The Stygian Wild by Child Robins is an elegantly brutal collection of alternately clever and bitter poetry that surprises and intrigues at every turn. Just when the reader thinks he or she has got Child Robins figured out, a new voice emerges to take the stage and points the experience in a whole new direction. Child Robins is angry, cynical, tender, nostalgic, analytical, romantic, obsessed, possessed, tormented, seductive, coy, direct, obtuse, embattled, anesthetized, militant and generous, all within the space of a few stanzas - the key is in the juxtaposition of contrasting flavors and images and the constant presence of the unexpected. The overall effect is dazzling - like a competitive bodybuilder in an evening gown: a bit off-putting at first, but ultimately mind-expanding and indelible.
As its title suggests, The Stygian Wild exists on the margent between hedonistic epic hero adventure and stultifying spirit death, often in rapid succession. Consider the contrast between the vast landscape of Wanderlust - “the lava took its natural course windward/the lightning and the falling star/barely missed us all/on cobblestone streets, the wind flute/permeated and cooled the humid nights” - and the oxygen-deprived, listless low-pressure system of “in bed”: “sloth/sloth is all i want/sloth and poems.” One would think this to be the work of two unrelated writers, except for the connective crystalline clarity behind the contrasting images - the hallmark of the accomplished poet.

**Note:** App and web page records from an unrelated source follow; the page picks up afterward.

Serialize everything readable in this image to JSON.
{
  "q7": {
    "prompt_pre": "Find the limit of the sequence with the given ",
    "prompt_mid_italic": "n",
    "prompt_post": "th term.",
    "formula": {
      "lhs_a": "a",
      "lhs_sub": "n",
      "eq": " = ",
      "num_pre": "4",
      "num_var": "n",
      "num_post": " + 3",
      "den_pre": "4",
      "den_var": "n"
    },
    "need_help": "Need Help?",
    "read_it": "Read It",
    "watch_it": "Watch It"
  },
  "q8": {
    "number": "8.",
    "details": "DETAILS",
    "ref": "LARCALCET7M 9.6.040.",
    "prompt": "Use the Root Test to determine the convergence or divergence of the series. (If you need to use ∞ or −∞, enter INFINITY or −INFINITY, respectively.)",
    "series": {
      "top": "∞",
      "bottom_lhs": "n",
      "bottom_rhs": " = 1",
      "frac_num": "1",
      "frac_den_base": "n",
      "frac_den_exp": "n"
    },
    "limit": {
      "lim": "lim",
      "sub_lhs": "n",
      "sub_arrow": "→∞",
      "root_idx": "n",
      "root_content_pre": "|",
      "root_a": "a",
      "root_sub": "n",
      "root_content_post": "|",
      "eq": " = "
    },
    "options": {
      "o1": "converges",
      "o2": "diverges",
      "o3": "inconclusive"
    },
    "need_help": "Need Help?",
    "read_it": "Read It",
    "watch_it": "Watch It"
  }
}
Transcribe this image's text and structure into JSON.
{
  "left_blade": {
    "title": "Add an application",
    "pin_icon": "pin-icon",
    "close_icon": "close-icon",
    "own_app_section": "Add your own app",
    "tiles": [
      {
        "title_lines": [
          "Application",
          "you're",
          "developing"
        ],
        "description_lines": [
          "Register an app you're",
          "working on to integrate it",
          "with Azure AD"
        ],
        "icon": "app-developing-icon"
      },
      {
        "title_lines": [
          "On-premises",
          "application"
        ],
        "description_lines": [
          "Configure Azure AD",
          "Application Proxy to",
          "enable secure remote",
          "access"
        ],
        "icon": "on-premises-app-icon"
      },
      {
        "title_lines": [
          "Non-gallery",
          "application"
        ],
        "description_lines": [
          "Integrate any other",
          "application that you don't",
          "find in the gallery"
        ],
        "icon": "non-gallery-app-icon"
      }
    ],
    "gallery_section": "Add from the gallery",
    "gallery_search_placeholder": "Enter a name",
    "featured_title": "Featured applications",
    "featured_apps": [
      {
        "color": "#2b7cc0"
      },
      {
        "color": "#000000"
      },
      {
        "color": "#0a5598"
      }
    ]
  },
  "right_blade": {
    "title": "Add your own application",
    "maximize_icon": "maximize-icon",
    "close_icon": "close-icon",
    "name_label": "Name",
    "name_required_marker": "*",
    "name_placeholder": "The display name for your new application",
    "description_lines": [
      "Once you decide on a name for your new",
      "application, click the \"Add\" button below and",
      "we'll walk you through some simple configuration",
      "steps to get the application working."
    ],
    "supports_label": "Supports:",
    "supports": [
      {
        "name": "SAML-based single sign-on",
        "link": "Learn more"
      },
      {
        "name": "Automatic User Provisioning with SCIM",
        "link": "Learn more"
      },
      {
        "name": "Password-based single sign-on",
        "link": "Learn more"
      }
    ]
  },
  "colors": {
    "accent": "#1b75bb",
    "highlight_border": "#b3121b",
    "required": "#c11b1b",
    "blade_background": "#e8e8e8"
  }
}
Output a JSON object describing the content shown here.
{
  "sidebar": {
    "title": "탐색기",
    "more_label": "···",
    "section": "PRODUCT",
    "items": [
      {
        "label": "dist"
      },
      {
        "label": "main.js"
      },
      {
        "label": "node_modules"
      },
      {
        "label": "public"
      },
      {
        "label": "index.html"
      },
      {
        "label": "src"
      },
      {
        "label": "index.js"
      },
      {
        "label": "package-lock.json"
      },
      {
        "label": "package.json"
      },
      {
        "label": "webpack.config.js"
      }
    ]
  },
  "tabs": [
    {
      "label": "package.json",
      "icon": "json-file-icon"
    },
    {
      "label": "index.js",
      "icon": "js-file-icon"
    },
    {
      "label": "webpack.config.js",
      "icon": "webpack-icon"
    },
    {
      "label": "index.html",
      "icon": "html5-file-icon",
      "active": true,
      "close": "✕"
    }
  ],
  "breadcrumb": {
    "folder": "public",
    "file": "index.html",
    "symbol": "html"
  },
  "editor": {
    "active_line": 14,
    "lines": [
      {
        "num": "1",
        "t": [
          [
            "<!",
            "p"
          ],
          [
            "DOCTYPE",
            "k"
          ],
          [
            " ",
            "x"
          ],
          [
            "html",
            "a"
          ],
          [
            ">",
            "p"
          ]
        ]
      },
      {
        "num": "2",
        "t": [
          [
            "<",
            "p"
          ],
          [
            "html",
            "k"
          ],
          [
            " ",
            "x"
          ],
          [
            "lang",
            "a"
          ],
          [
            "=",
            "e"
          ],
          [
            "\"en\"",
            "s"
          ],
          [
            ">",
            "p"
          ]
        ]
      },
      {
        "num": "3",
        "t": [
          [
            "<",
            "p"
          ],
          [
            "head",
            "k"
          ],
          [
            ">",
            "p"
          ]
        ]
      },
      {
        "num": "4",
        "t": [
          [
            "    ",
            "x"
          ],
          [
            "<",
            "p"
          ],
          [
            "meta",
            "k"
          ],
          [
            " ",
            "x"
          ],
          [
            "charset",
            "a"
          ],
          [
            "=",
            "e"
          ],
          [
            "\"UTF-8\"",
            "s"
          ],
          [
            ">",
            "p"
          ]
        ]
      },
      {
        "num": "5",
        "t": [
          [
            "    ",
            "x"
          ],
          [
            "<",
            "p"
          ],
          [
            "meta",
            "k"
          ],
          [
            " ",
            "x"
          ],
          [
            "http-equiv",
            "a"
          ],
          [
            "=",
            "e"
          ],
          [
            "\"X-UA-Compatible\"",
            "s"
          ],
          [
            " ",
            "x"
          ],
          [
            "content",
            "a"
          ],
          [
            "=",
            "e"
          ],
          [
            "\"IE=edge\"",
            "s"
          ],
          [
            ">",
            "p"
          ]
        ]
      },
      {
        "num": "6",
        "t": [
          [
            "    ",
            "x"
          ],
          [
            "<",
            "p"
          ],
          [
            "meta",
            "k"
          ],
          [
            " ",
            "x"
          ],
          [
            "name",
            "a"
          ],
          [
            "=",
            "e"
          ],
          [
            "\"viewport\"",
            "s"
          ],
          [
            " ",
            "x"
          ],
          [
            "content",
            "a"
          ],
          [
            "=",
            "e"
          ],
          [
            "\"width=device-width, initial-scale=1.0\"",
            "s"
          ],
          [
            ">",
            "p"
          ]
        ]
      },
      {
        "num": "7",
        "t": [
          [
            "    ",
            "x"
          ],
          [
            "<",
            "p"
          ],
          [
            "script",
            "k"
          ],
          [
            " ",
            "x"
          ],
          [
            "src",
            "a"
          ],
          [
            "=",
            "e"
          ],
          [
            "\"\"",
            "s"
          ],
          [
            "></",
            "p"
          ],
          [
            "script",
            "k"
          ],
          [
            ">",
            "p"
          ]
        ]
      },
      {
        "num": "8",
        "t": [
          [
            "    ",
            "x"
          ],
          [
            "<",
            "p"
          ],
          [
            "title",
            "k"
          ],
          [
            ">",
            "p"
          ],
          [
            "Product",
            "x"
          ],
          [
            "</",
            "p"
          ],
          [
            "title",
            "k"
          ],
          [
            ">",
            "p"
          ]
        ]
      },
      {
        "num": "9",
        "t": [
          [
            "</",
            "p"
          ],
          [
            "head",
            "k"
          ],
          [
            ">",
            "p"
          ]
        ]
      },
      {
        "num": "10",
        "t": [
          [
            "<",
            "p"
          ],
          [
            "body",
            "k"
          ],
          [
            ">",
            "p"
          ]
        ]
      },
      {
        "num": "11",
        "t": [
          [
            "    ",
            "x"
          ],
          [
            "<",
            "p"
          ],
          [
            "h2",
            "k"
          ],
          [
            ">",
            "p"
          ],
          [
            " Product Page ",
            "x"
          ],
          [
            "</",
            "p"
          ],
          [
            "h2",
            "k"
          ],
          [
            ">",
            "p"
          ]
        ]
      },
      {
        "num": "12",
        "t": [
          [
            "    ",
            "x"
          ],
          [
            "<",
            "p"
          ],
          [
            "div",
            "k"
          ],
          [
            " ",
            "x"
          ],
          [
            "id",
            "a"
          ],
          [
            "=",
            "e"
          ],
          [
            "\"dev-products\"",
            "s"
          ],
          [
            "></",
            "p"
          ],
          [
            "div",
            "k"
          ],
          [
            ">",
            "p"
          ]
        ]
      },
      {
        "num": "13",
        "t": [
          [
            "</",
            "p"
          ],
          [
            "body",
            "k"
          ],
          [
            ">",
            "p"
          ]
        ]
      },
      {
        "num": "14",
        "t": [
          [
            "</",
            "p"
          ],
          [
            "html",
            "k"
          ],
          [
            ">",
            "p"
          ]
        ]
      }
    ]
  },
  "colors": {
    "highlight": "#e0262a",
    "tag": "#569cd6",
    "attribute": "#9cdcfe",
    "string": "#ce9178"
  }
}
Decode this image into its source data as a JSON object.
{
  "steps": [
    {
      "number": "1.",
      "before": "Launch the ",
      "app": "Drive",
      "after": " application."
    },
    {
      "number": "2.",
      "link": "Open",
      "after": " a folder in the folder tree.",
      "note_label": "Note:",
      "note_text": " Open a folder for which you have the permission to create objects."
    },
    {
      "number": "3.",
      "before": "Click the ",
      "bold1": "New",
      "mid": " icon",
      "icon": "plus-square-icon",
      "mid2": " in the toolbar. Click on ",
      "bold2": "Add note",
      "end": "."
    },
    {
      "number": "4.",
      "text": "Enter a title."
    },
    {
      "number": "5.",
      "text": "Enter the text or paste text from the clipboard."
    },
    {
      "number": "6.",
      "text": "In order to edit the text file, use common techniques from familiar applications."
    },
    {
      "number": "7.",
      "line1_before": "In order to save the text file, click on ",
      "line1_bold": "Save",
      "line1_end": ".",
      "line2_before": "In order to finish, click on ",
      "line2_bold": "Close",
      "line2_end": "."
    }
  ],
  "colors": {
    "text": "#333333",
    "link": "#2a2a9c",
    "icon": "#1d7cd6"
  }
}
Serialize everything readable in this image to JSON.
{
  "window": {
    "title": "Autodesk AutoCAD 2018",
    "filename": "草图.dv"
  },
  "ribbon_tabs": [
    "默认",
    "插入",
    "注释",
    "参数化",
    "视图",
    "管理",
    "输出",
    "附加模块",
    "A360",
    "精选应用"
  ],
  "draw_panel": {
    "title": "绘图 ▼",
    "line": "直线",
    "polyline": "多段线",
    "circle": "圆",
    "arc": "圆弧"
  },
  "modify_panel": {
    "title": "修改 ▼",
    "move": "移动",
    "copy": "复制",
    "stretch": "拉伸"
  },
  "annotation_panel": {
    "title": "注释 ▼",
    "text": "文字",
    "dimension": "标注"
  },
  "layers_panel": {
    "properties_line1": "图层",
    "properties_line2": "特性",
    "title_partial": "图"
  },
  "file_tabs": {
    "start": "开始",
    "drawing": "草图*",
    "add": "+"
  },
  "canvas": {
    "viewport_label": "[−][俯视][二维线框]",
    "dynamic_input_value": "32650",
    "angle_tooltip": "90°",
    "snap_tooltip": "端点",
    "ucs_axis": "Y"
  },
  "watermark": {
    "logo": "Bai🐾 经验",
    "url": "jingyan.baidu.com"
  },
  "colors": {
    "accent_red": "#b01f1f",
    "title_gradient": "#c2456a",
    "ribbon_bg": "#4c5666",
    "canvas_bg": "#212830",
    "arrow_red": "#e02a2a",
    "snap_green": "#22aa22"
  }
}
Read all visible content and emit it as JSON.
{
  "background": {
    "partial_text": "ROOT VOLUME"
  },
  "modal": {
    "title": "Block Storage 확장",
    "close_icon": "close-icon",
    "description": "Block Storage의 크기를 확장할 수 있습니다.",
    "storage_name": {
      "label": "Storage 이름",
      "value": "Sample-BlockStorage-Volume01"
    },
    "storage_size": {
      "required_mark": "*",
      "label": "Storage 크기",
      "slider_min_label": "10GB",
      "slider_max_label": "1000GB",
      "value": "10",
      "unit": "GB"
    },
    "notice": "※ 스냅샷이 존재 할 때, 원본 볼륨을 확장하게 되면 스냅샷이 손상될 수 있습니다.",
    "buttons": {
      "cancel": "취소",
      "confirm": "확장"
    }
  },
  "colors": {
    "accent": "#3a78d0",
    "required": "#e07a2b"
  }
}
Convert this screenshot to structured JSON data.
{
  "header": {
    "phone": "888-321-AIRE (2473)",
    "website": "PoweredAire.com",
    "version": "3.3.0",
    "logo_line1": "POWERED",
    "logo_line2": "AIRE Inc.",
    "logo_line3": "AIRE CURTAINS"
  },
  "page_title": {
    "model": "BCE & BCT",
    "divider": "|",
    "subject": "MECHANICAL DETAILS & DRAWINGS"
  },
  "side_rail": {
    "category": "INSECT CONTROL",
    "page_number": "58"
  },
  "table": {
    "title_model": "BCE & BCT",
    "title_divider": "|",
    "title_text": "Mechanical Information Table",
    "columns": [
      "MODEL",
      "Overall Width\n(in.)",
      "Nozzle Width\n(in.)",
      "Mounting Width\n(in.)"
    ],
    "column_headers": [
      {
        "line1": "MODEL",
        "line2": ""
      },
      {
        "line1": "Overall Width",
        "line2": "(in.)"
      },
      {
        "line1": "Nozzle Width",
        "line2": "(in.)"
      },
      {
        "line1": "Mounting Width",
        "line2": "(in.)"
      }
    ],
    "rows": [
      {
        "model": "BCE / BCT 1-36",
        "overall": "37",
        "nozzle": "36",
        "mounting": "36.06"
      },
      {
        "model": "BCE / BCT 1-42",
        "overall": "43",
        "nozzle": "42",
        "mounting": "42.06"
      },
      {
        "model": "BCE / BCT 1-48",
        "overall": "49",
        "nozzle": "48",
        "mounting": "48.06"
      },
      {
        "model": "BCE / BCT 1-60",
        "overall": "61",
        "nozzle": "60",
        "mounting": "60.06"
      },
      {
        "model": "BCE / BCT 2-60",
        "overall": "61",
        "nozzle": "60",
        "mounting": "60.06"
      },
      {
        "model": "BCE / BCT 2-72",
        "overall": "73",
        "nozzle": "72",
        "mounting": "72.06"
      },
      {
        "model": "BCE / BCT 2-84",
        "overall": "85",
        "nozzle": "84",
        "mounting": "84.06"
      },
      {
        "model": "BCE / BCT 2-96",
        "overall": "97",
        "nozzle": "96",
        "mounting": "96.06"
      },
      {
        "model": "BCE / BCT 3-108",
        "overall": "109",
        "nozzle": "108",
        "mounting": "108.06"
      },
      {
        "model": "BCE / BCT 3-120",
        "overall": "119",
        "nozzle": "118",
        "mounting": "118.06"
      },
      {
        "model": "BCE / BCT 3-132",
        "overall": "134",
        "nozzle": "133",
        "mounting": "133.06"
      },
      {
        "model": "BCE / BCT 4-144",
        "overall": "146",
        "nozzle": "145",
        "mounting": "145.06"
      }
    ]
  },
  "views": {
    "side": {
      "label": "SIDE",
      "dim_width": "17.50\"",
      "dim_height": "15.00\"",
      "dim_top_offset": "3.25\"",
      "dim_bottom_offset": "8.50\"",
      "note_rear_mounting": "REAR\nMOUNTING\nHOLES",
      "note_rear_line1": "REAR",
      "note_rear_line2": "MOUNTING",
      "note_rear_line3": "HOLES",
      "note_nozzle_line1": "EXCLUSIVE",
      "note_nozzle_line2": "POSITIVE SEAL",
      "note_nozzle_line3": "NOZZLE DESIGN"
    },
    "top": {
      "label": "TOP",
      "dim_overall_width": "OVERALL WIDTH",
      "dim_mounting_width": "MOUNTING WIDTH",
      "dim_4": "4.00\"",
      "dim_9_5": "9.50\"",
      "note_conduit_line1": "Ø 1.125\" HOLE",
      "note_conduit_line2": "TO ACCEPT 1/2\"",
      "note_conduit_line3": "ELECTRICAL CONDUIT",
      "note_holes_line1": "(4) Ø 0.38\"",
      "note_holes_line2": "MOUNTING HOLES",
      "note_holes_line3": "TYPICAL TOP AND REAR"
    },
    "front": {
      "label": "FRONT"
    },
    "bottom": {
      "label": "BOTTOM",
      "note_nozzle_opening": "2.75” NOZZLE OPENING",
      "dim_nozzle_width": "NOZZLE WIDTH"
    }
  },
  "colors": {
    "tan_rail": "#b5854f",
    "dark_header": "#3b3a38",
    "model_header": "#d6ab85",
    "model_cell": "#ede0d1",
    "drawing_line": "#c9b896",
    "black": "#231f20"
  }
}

If you like your poetry tidy, crack open a volume of Ogden Nash or Eve Merriam and have a field day. If, on the other hand, you crave pith and moment, take advantage of any opportunity to read and re-read Child Robins’ The Stygian Wild. Dig in and hang on - the poetic road to Hades had been artfully and masterfully mapped in Robins’ eclectic and disturbingly familiar verse. Wonderful work. I enjoyed this thoroughly.